Material for this exercise >>
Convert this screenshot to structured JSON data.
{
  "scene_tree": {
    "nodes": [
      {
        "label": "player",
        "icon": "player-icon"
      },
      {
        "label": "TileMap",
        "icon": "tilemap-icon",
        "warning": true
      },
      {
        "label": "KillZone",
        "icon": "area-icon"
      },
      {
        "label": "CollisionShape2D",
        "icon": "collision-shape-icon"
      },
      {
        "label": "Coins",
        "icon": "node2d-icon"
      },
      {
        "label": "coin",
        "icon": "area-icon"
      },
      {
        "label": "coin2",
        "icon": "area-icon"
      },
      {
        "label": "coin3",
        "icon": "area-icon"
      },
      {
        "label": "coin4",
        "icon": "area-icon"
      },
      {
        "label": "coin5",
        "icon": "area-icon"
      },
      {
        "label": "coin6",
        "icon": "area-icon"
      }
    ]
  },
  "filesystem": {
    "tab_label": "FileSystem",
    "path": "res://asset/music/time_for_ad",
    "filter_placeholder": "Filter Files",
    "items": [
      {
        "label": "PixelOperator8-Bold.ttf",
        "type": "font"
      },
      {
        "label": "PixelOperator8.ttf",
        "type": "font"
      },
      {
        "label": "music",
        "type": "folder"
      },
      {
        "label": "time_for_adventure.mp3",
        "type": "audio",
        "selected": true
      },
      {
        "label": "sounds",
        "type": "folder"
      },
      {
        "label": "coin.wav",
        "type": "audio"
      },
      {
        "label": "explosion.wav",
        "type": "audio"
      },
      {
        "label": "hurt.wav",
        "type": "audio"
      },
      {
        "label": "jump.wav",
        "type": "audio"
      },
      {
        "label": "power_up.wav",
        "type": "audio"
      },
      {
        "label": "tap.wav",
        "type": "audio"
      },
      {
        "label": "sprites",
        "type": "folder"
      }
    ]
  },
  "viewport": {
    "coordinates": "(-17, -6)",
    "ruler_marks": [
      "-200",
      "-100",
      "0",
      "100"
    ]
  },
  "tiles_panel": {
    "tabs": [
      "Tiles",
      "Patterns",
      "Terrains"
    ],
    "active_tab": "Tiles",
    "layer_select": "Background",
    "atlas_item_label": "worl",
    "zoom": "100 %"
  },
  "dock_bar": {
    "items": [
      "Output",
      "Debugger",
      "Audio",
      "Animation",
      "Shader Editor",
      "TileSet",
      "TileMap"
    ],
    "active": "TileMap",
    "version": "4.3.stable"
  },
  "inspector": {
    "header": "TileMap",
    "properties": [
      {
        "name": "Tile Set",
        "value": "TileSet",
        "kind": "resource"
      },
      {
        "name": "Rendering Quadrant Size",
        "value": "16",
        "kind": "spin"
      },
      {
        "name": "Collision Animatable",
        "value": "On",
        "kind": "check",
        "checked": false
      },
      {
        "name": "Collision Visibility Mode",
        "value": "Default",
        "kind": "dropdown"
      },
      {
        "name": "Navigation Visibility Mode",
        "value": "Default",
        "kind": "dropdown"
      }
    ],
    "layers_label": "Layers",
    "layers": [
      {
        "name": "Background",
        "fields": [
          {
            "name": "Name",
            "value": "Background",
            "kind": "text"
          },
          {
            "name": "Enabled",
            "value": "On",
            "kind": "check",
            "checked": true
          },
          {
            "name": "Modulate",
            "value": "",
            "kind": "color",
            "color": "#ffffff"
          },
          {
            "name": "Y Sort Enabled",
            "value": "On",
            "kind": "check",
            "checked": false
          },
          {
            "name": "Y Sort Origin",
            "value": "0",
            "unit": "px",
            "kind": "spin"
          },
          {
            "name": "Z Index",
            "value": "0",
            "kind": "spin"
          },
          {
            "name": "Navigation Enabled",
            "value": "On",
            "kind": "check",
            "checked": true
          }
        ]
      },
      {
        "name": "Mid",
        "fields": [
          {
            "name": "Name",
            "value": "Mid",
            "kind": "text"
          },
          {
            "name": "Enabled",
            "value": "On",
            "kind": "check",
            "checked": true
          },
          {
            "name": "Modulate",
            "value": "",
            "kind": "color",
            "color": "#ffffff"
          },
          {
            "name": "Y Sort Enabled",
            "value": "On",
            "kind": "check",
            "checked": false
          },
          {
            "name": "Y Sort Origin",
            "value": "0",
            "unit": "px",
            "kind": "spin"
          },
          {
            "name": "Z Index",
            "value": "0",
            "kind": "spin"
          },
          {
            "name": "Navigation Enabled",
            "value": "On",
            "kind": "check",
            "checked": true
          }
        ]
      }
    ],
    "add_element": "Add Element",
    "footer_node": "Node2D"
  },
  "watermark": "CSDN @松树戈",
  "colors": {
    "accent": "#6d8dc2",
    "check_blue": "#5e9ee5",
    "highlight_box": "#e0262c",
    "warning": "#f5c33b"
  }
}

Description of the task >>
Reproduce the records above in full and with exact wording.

Response >>
Convert this screenshot to structured JSON data.
{
  "scene_tree": {
    "nodes": [
      {
        "label": "player",
        "icon": "player-icon"
      },
      {
        "label": "TileMap",
        "icon": "tilemap-icon",
        "warning": true
      },
      {
        "label": "KillZone",
        "icon": "area-icon"
      },
      {
        "label": "CollisionShape2D",
        "icon": "collision-shape-icon"
      },
      {
        "label": "Coins",
        "icon": "node2d-icon"
      },
      {
        "label": "coin",
        "icon": "area-icon"
      },
      {
        "label": "coin2",
        "icon": "area-icon"
      },
      {
        "label": "coin3",
        "icon": "area-icon"
      },
      {
        "label": "coin4",
        "icon": "area-icon"
      },
      {
        "label": "coin5",
        "icon": "area-icon"
      },
      {
        "label": "coin6",
        "icon": "area-icon"
      }
    ]
  },
  "filesystem": {
    "tab_label": "FileSystem",
    "path": "res://asset/music/time_for_ad",
    "filter_placeholder": "Filter Files",
    "items": [
      {
        "label": "PixelOperator8-Bold.ttf",
        "type": "font"
      },
      {
        "label": "PixelOperator8.ttf",
        "type": "font"
      },
      {
        "label": "music",
        "type": "folder"
      },
      {
        "label": "time_for_adventure.mp3",
        "type": "audio",
        "selected": true
      },
      {
        "label": "sounds",
        "type": "folder"
      },
      {
        "label": "coin.wav",
        "type": "audio"
      },
      {
        "label": "explosion.wav",
        "type": "audio"
      },
      {
        "label": "hurt.wav",
        "type": "audio"
      },
      {
        "label": "jump.wav",
        "type": "audio"
      },
      {
        "label": "power_up.wav",
        "type": "audio"
      },
      {
        "label": "tap.wav",
        "type": "audio"
      },
      {
        "label": "sprites",
        "type": "folder"
      }
    ]
  },
  "viewport": {
    "coordinates": "(-17, -6)",
    "ruler_marks": [
      "-200",
      "-100",
      "0",
      "100"
    ]
  },
  "tiles_panel": {
    "tabs": [
      "Tiles",
      "Patterns",
      "Terrains"
    ],
    "active_tab": "Tiles",
    "layer_select": "Background",
    "atlas_item_label": "worl",
    "zoom": "100 %"
  },
  "dock_bar": {
    "items": [
      "Output",
      "Debugger",
      "Audio",
      "Animation",
      "Shader Editor",
      "TileSet",
      "TileMap"
    ],
    "active": "TileMap",
    "version": "4.3.stable"
  },
  "inspector": {
    "header": "TileMap",
    "properties": [
      {
        "name": "Tile Set",
        "value": "TileSet",
        "kind": "resource"
      },
      {
        "name": "Rendering Quadrant Size",
        "value": "16",
        "kind": "spin"
      },
      {
        "name": "Collision Animatable",
        "value": "On",
        "kind": "check",
        "checked": false
      },
      {
        "name": "Collision Visibility Mode",
        "value": "Default",
        "kind": "dropdown"
      },
      {
        "name": "Navigation Visibility Mode",
        "value": "Default",
        "kind": "dropdown"
      }
    ],
    "layers_label": "Layers",
    "layers": [
      {
        "name": "Background",
        "fields": [
          {
            "name": "Name",
            "value": "Background",
            "kind": "text"
          },
          {
            "name": "Enabled",
            "value": "On",
            "kind": "check",
            "checked": true
          },
          {
            "name": "Modulate",
            "value": "",
            "kind": "color",
            "color": "#ffffff"
          },
          {
            "name": "Y Sort Enabled",
            "value": "On",
            "kind": "check",
            "checked": false
          },
          {
            "name": "Y Sort Origin",
            "value": "0",
            "unit": "px",
            "kind": "spin"
          },
          {
            "name": "Z Index",
            "value": "0",
            "kind": "spin"
          },
          {
            "name": "Navigation Enabled",
            "value": "On",
            "kind": "check",
            "checked": true
          }
        ]
      },
      {
        "name": "Mid",
        "fields": [
          {
            "name": "Name",
            "value": "Mid",
            "kind": "text"
          },
          {
            "name": "Enabled",
            "value": "On",
            "kind": "check",
            "checked": true
          },
          {
            "name": "Modulate",
            "value": "",
            "kind": "color",
            "color": "#ffffff"
          },
          {
            "name": "Y Sort Enabled",
            "value": "On",
            "kind": "check",
            "checked": false
          },
          {
            "name": "Y Sort Origin",
            "value": "0",
            "unit": "px",
            "kind": "spin"
          },
          {
            "name": "Z Index",
            "value": "0",
            "kind": "spin"
          },
          {
            "name": "Navigation Enabled",
            "value": "On",
            "kind": "check",
            "checked": true
          }
        ]
      }
    ],
    "add_element": "Add Element",
    "footer_node": "Node2D"
  },
  "watermark": "CSDN @松树戈",
  "colors": {
    "accent": "#6d8dc2",
    "check_blue": "#5e9ee5",
    "highlight_box": "#e0262c",
    "warning": "#f5c33b"
  }
}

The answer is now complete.